Three factors make it more likely:
1. They are now more valuable to the company, who are therefore prepared to pay them more. What makes a ‘Smart’ more valuable than a typical graduate? • They were amongst the best students to start with – it is how they were selected for the program. • They have learnt the specific job and office skills for this employer. • They know the company culture, which makes them more effective. So compared to an untried, unknown new graduate, they are simply worth more and can be wooed with money plus more responsibility and challenge
2. The company has had time to plan ahead to fit the part-timer into a permanent role. Both parties have knowledge of the other – they can select and mould a job that suits.
3. Despite employers’ skepticism about Generation Y, they are like older people in one key area. Most don’t want to change for change’s sake. They are usually grateful for the opportunity to have had a real job while studying. Finally, they have formed relationships in the company, probably the strongest glue of all.

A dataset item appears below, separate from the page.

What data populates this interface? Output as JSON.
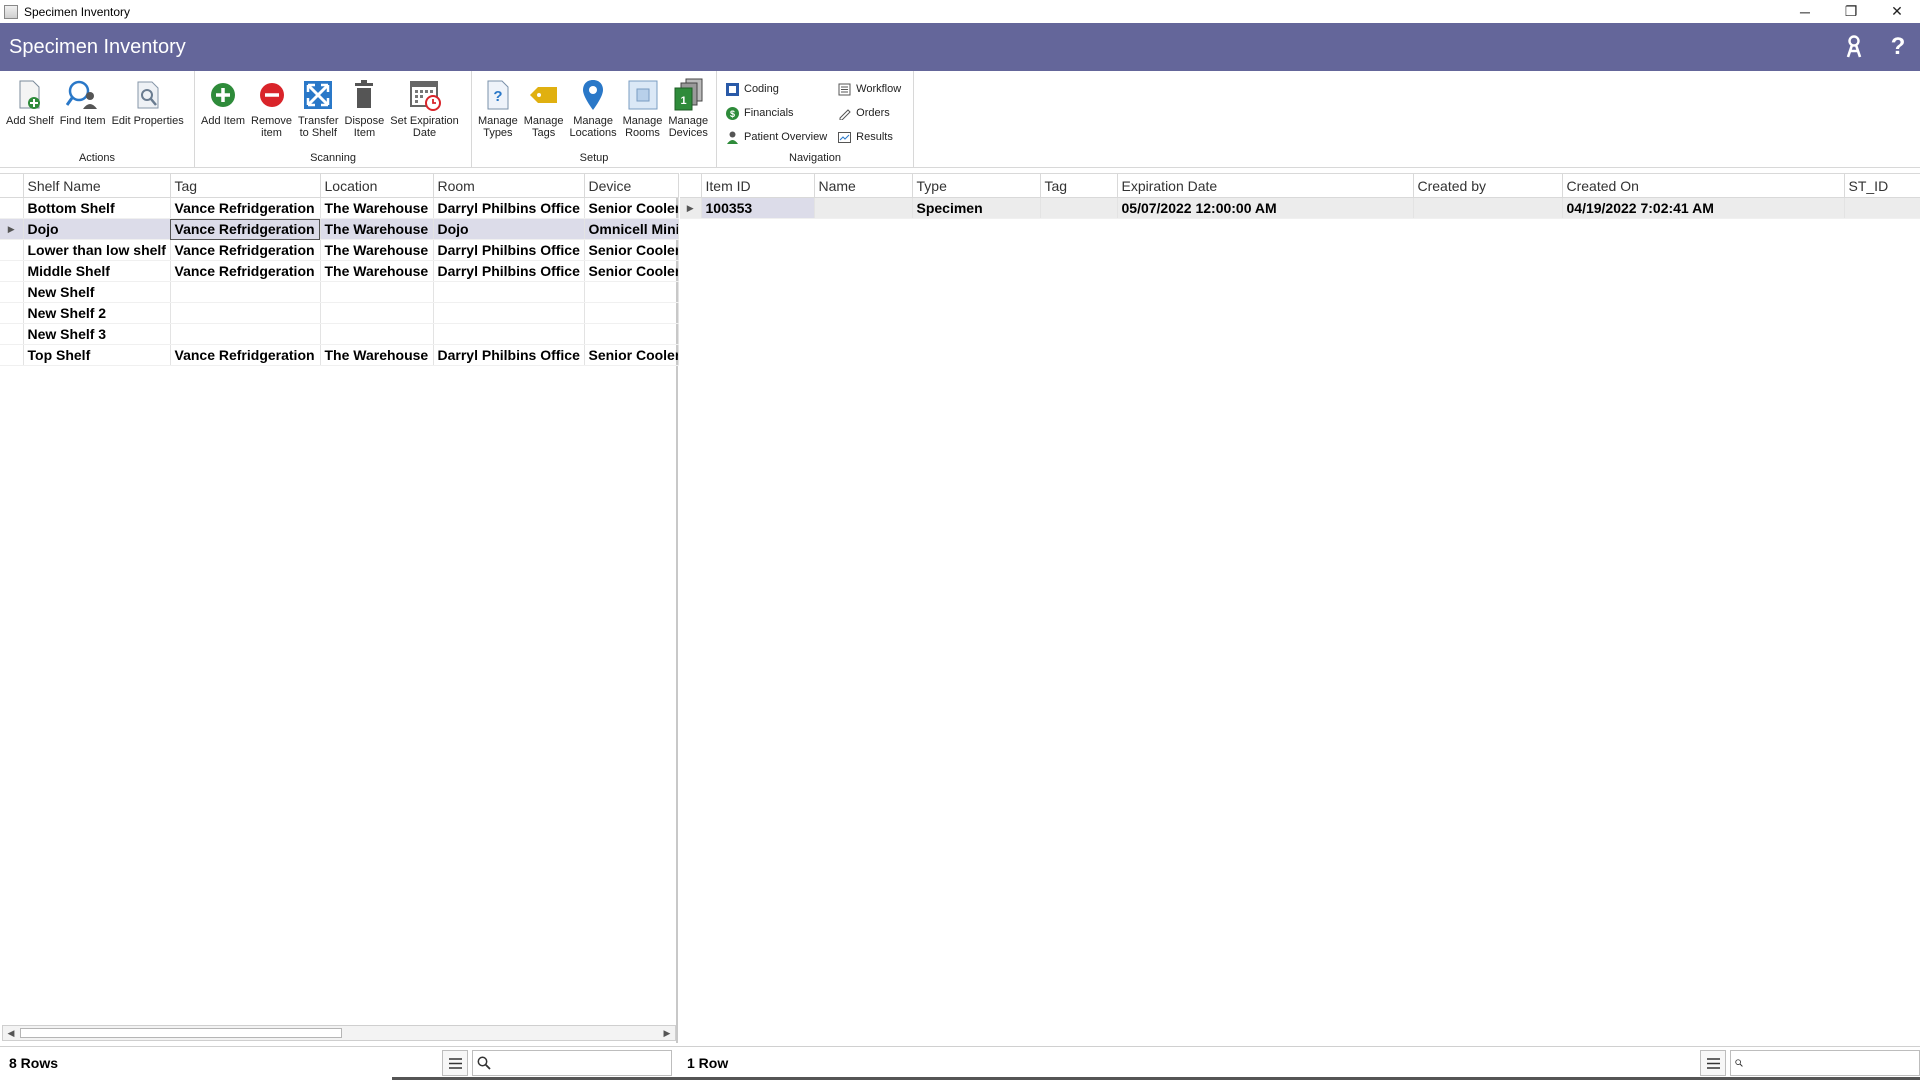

All this being said, some of the part-timers will still leave when they graduate as they will want a different role. However this is less of a problem for the employer than when a full-time graduate leaves. The part time student has been happily doing lower-level work at significantly lower cost than a graduate.
Even if they don’t go on to a lengthy analyst career at the boutique, they were still profitable for the small firm in the time they were employed.